# Alt. approach to Taylor series of derivative of arcsin(x)?

1. Feb 11, 2012

Hi there,

I was hammering out the coefficients for the Taylor Series expansion of $f(x) = \frac{1}{\sqrt{1-x^2}}$, which proved to be quite unsatisfying, so decide to have a look around online for alt. approaches.

What I found (in addition to the method that uses the binomial theorem) was an old post here claiming that a trig sub could be used (here, post #5). However, the sub. - at least as written there, definitely doesn't line up:

$x = sin(u)$, which yields $f(x) = sec(u)$. However the post seems to mix up the differentials, claiming: $\frac{df}{dx} = \frac{df}{du}\cdot\frac{dx}{du}$, which is - unless I'm entirely missing something - not correct, right? We should actually have:

$\frac{df}{dx} = \frac{df}{du}\cdot\frac{du}{dx} = sec(u)tan(u)\cdot \frac{1}{\sqrt{1-x^2}} = sec(u)tan(u)\cdot\frac{1}{cos(u)}$ ...

I'm hoping that I've missed something here, because the method would be stellar and super insightful if it was valid, but it seems the differentials are not handled properly - can anyone confirm this?

Cheers,

Rax

2. Feb 12, 2012

Many views - any thoughts?!

Would be very appreciative of a confirmation from anyone and/or thoughts/perspectives that might lend alternative insight.

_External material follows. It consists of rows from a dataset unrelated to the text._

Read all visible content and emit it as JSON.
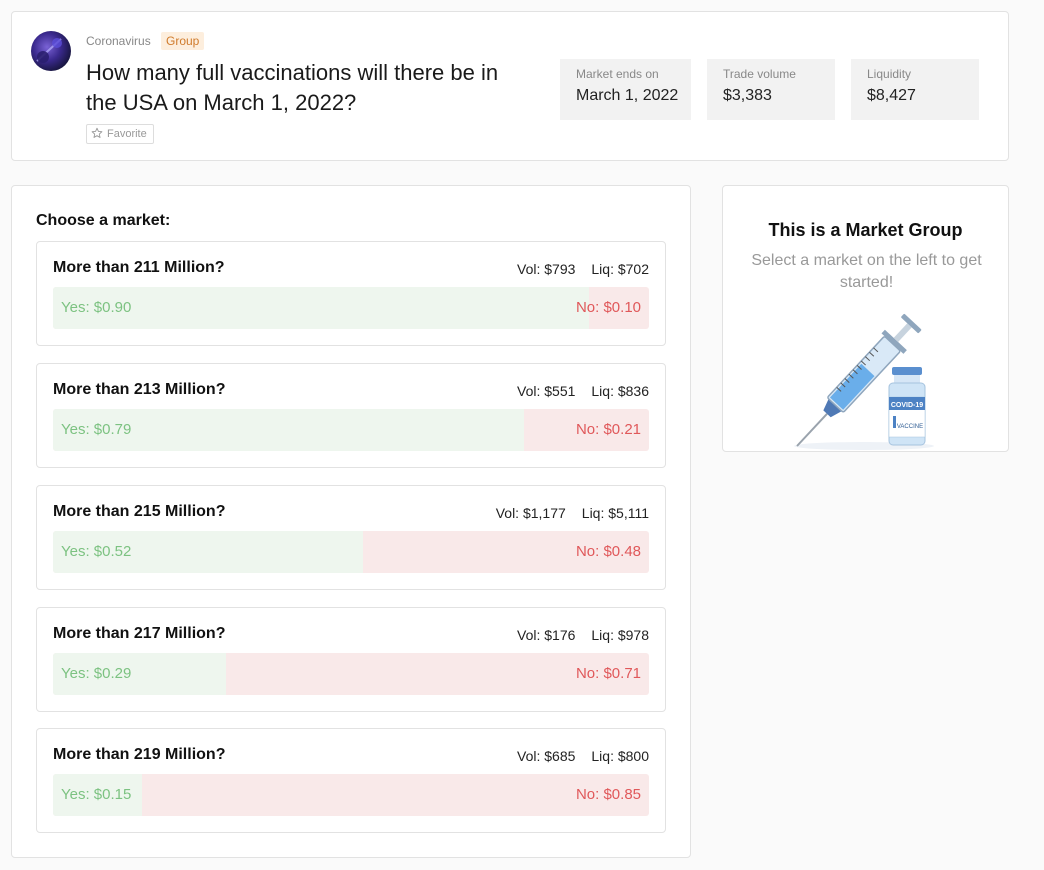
{
  "header": {
    "category": "Coronavirus",
    "badge": "Group",
    "title": "How many full vaccinations will there be in the USA on March 1, 2022?",
    "favorite_label": "Favorite",
    "stats": [
      {
        "label": "Market ends on",
        "value": "March 1, 2022"
      },
      {
        "label": "Trade volume",
        "value": "$3,383"
      },
      {
        "label": "Liquidity",
        "value": "$8,427"
      }
    ]
  },
  "markets": {
    "heading": "Choose a market:",
    "items": [
      {
        "title": "More than 211 Million?",
        "vol": "Vol: $793",
        "liq": "Liq: $702",
        "yes": "Yes: $0.90",
        "no": "No: $0.10",
        "yes_price": 0.9
      },
      {
        "title": "More than 213 Million?",
        "vol": "Vol: $551",
        "liq": "Liq: $836",
        "yes": "Yes: $0.79",
        "no": "No: $0.21",
        "yes_price": 0.79
      },
      {
        "title": "More than 215 Million?",
        "vol": "Vol: $1,177",
        "liq": "Liq: $5,111",
        "yes": "Yes: $0.52",
        "no": "No: $0.48",
        "yes_price": 0.52
      },
      {
        "title": "More than 217 Million?",
        "vol": "Vol: $176",
        "liq": "Liq: $978",
        "yes": "Yes: $0.29",
        "no": "No: $0.71",
        "yes_price": 0.29
      },
      {
        "title": "More than 219 Million?",
        "vol": "Vol: $685",
        "liq": "Liq: $800",
        "yes": "Yes: $0.15",
        "no": "No: $0.85",
        "yes_price": 0.15
      }
    ]
  },
  "sidebar": {
    "title": "This is a Market Group",
    "subtitle": "Select a market on the left to get started!",
    "vial_label_top": "COVID-19",
    "vial_label_bottom": "VACCINE"
  },
  "colors": {
    "yes_text": "#7cc281",
    "no_text": "#e0585a",
    "yes_fill": "#eef6ee",
    "no_fill": "#f9e9e9",
    "badge_bg": "#fdeedd",
    "badge_text": "#d07b2c"
  },
  "icons": {
    "favorite": "star-outline-icon",
    "avatar": "coronavirus-avatar",
    "illustration": "syringe-vaccine-illustration"
  }
}
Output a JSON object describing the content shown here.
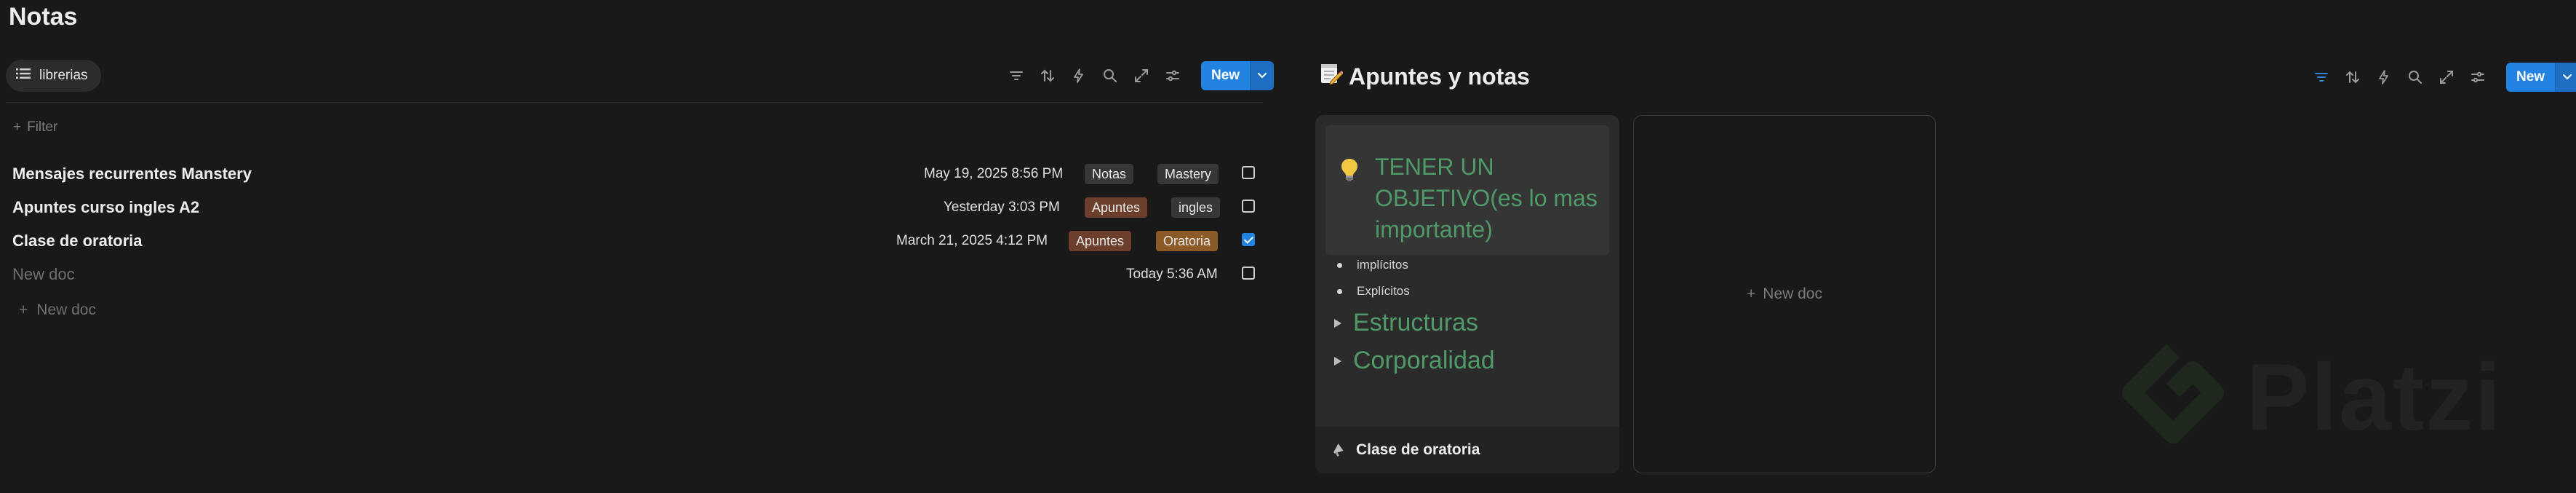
{
  "page_title": "Notas",
  "left": {
    "view_tab": "librerias",
    "new_label": "New",
    "filter_label": "Filter",
    "rows": [
      {
        "name": "Mensajes recurrentes Manstery",
        "date": "May 19, 2025 8:56 PM",
        "tags": [
          "Notas",
          "Mastery"
        ],
        "checked": false
      },
      {
        "name": "Apuntes curso ingles A2",
        "date": "Yesterday 3:03 PM",
        "tags": [
          "Apuntes",
          "ingles"
        ],
        "checked": false
      },
      {
        "name": "Clase de oratoria",
        "date": "March 21, 2025 4:12 PM",
        "tags": [
          "Apuntes",
          "Oratoria"
        ],
        "checked": true
      },
      {
        "name": "New doc",
        "date": "Today 5:36 AM",
        "tags": [],
        "checked": false
      }
    ],
    "new_doc_label": "New doc"
  },
  "right": {
    "title": "Apuntes y notas",
    "new_label": "New",
    "card": {
      "callout": "TENER UN OBJETIVO(es lo mas importante)",
      "bullets": [
        "implícitos",
        "Explícitos"
      ],
      "toggles": [
        "Estructuras",
        "Corporalidad"
      ],
      "footer": "Clase de oratoria"
    },
    "new_doc_label": "New doc"
  },
  "watermark": "Platzi",
  "colors": {
    "background": "#191919",
    "accent_blue": "#2383e2",
    "green_text": "#4f9a68",
    "tag_gray": "#373737",
    "tag_brown": "#6b3f2b",
    "tag_orange": "#8c5a27"
  }
}
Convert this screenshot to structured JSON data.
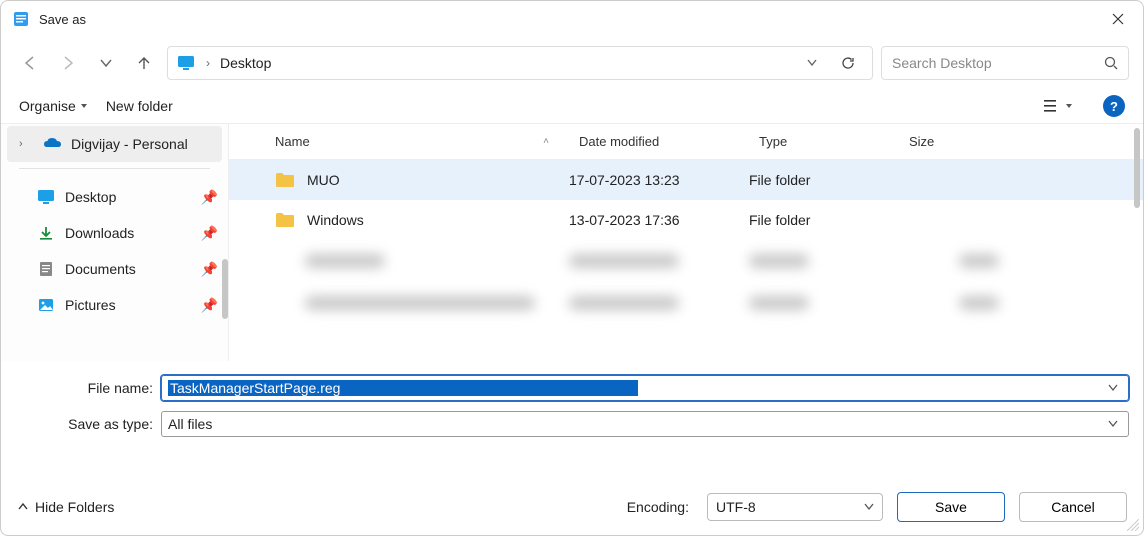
{
  "titlebar": {
    "title": "Save as"
  },
  "nav": {
    "location": "Desktop",
    "search_placeholder": "Search Desktop"
  },
  "toolbar": {
    "organise": "Organise",
    "newfolder": "New folder"
  },
  "sidebar": {
    "account": "Digvijay - Personal",
    "items": [
      {
        "label": "Desktop"
      },
      {
        "label": "Downloads"
      },
      {
        "label": "Documents"
      },
      {
        "label": "Pictures"
      }
    ]
  },
  "columns": {
    "name": "Name",
    "date": "Date modified",
    "type": "Type",
    "size": "Size"
  },
  "files": [
    {
      "name": "MUO",
      "date": "17-07-2023 13:23",
      "type": "File folder"
    },
    {
      "name": "Windows",
      "date": "13-07-2023 17:36",
      "type": "File folder"
    }
  ],
  "form": {
    "filename_label": "File name:",
    "filename_value": "TaskManagerStartPage.reg",
    "savetype_label": "Save as type:",
    "savetype_value": "All files"
  },
  "footer": {
    "hide_folders": "Hide Folders",
    "encoding_label": "Encoding:",
    "encoding_value": "UTF-8",
    "save": "Save",
    "cancel": "Cancel"
  }
}
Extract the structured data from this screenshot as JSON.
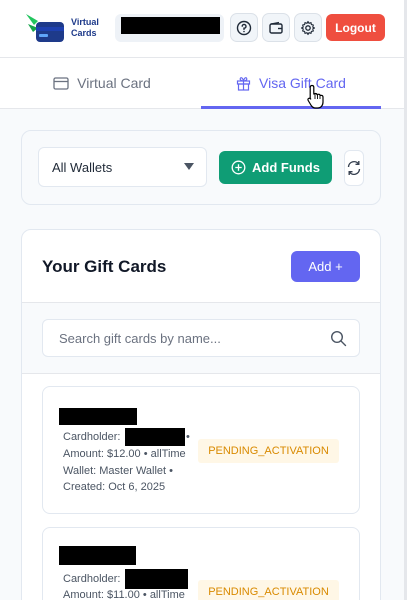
{
  "header": {
    "brand_line1": "Virtual",
    "brand_line2": "Cards",
    "icons": [
      "help-circle-icon",
      "wallet-icon",
      "gear-icon"
    ],
    "logout_label": "Logout",
    "colors": {
      "logout": "#ef4e3f",
      "brand": "#1e3a8a",
      "logo_green": "#22c55e"
    }
  },
  "tabs": [
    {
      "label": "Virtual Card",
      "icon": "credit-card-icon",
      "active": false
    },
    {
      "label": "Visa Gift Card",
      "icon": "gift-icon",
      "active": true
    }
  ],
  "filters": {
    "wallet_select": "All Wallets",
    "add_funds_label": "Add Funds",
    "refresh_icon": "refresh-icon"
  },
  "gift_cards": {
    "title": "Your Gift Cards",
    "add_label": "Add +",
    "search_placeholder": "Search gift cards by name...",
    "items": [
      {
        "cardholder_label": "Cardholder:",
        "amount_line": "Amount: $12.00 • allTime",
        "wallet_line": "Wallet: Master Wallet •",
        "created_line": "Created: Oct 6, 2025",
        "status": "PENDING_ACTIVATION"
      },
      {
        "cardholder_label": "Cardholder:",
        "amount_line": "Amount: $11.00 • allTime",
        "status": "PENDING_ACTIVATION"
      }
    ]
  },
  "accent_colors": {
    "primary": "#6366f1",
    "success": "#0f9d75",
    "status_pending": "#d98a00"
  }
}
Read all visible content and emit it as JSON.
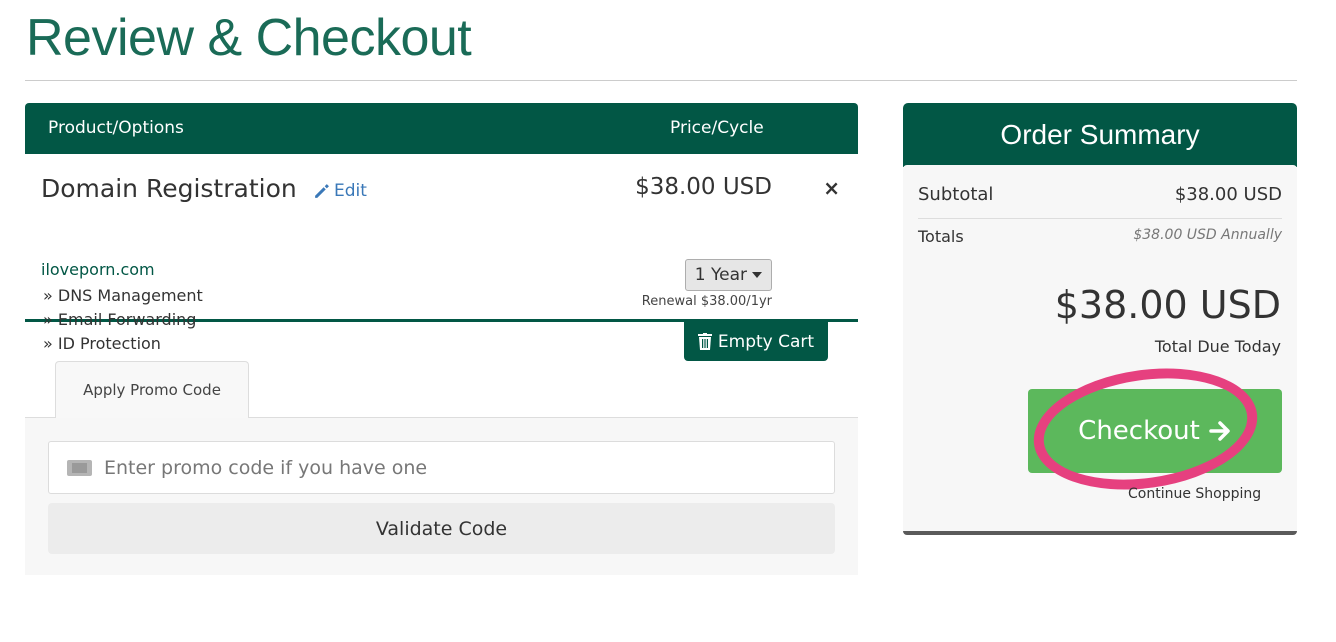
{
  "page": {
    "title": "Review & Checkout"
  },
  "cart": {
    "headers": {
      "product": "Product/Options",
      "price": "Price/Cycle"
    },
    "item": {
      "name": "Domain Registration",
      "edit_label": "Edit",
      "domain": "iloveporn.com",
      "addons": [
        "» DNS Management",
        "» Email Forwarding",
        "» ID Protection"
      ],
      "price": "$38.00 USD",
      "cycle": "1 Year",
      "renewal": "Renewal $38.00/1yr",
      "remove_icon": "×"
    },
    "empty_cart_label": "Empty Cart"
  },
  "promo": {
    "tab_label": "Apply Promo Code",
    "input_placeholder": "Enter promo code if you have one",
    "input_value": "",
    "validate_label": "Validate Code"
  },
  "summary": {
    "title": "Order Summary",
    "subtotal_label": "Subtotal",
    "subtotal_value": "$38.00 USD",
    "totals_label": "Totals",
    "totals_value": "$38.00 USD Annually",
    "total_due": "$38.00 USD",
    "total_due_label": "Total Due Today",
    "checkout_label": "Checkout",
    "continue_label": "Continue Shopping"
  },
  "colors": {
    "brand": "#025745",
    "title": "#1a6b57",
    "checkout": "#5cb85c",
    "annotation": "#e6407f",
    "link": "#3a78b8"
  }
}
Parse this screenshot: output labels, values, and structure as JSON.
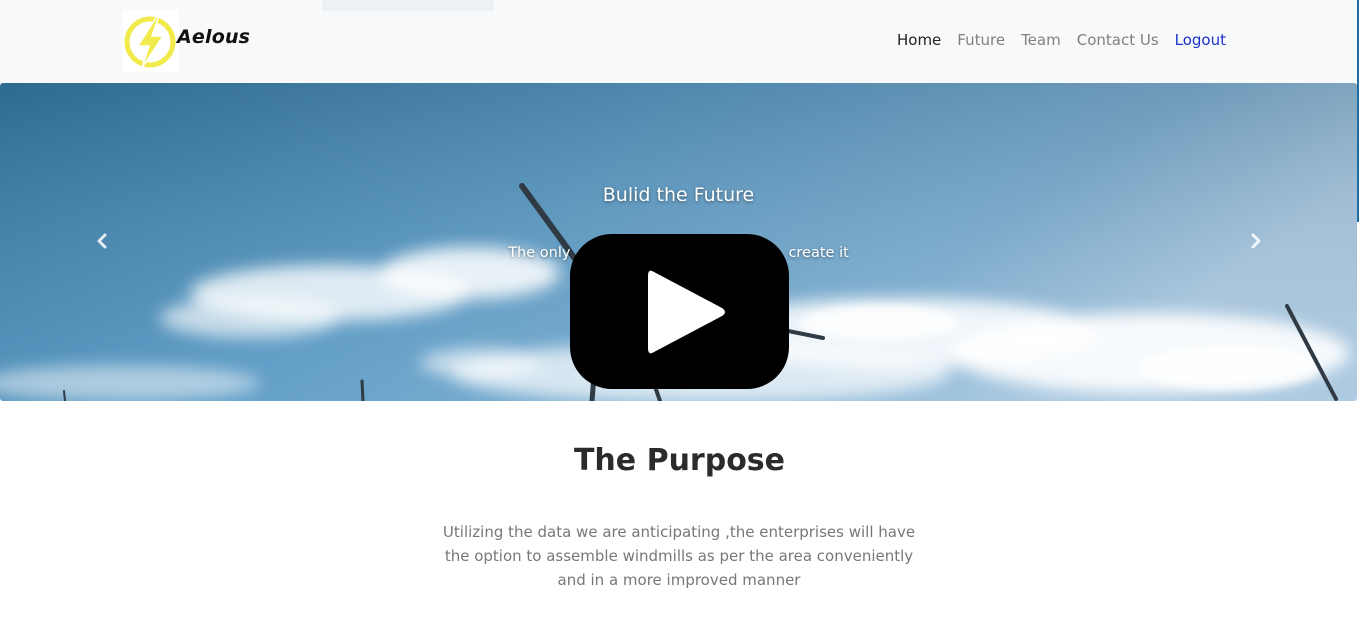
{
  "navbar": {
    "brand_name": "Aelous",
    "links": [
      {
        "label": "Home"
      },
      {
        "label": "Future"
      },
      {
        "label": "Team"
      },
      {
        "label": "Contact Us"
      },
      {
        "label": "Logout"
      }
    ]
  },
  "hero": {
    "title": "Bulid the Future",
    "text": "The only [obscured] create it",
    "text_left": "The only",
    "text_right": "create it"
  },
  "purpose": {
    "title": "The Purpose",
    "text": "Utilizing the data we are anticipating ,the enterprises will have the option to assemble windmills as per the area conveniently and in a more improved manner"
  },
  "colors": {
    "navbar_bg": "#f8f9fa",
    "logout_link": "#1a31c9",
    "logo_yellow": "#f0ea4a",
    "sky_blue": "#4d8fbb"
  },
  "icons": [
    "lightning-logo-icon",
    "chevron-left-icon",
    "chevron-right-icon",
    "play-icon"
  ]
}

Kind regards,

Rax

3. Feb 13, 2012

### morphism

You're right.